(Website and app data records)
● ● ● ●

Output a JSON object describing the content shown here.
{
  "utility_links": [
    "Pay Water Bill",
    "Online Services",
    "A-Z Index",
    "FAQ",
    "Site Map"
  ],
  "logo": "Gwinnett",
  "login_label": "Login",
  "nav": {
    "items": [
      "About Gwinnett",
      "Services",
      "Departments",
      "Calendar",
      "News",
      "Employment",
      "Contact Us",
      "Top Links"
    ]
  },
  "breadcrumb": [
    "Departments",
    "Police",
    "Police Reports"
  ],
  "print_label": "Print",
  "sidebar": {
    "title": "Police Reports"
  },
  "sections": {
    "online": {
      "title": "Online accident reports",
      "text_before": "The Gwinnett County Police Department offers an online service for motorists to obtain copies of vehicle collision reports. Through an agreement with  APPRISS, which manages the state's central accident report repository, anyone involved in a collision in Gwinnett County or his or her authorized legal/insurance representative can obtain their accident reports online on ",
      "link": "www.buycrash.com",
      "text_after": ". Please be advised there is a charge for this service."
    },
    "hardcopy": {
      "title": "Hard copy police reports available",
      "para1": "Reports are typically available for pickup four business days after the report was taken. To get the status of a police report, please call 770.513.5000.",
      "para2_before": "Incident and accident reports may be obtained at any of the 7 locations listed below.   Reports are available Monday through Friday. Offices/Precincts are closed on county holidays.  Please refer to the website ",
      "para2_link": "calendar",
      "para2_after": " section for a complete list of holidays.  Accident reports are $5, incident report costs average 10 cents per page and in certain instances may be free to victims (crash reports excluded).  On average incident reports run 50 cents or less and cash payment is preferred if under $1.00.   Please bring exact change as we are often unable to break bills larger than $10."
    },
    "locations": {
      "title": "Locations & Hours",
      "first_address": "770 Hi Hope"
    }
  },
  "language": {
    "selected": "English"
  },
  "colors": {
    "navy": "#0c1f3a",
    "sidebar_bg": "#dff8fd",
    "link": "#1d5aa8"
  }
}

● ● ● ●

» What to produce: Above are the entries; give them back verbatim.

» Answer for this exercise:
Output a JSON object describing the content shown here.
{
  "utility_links": [
    "Pay Water Bill",
    "Online Services",
    "A-Z Index",
    "FAQ",
    "Site Map"
  ],
  "logo": "Gwinnett",
  "login_label": "Login",
  "nav": {
    "items": [
      "About Gwinnett",
      "Services",
      "Departments",
      "Calendar",
      "News",
      "Employment",
      "Contact Us",
      "Top Links"
    ]
  },
  "breadcrumb": [
    "Departments",
    "Police",
    "Police Reports"
  ],
  "print_label": "Print",
  "sidebar": {
    "title": "Police Reports"
  },
  "sections": {
    "online": {
      "title": "Online accident reports",
      "text_before": "The Gwinnett County Police Department offers an online service for motorists to obtain copies of vehicle collision reports. Through an agreement with  APPRISS, which manages the state's central accident report repository, anyone involved in a collision in Gwinnett County or his or her authorized legal/insurance representative can obtain their accident reports online on ",
      "link": "www.buycrash.com",
      "text_after": ". Please be advised there is a charge for this service."
    },
    "hardcopy": {
      "title": "Hard copy police reports available",
      "para1": "Reports are typically available for pickup four business days after the report was taken. To get the status of a police report, please call 770.513.5000.",
      "para2_before": "Incident and accident reports may be obtained at any of the 7 locations listed below.   Reports are available Monday through Friday. Offices/Precincts are closed on county holidays.  Please refer to the website ",
      "para2_link": "calendar",
      "para2_after": " section for a complete list of holidays.  Accident reports are $5, incident report costs average 10 cents per page and in certain instances may be free to victims (crash reports excluded).  On average incident reports run 50 cents or less and cash payment is preferred if under $1.00.   Please bring exact change as we are often unable to break bills larger than $10."
    },
    "locations": {
      "title": "Locations & Hours",
      "first_address": "770 Hi Hope"
    }
  },
  "language": {
    "selected": "English"
  },
  "colors": {
    "navy": "#0c1f3a",
    "sidebar_bg": "#dff8fd",
    "link": "#1d5aa8"
  }
}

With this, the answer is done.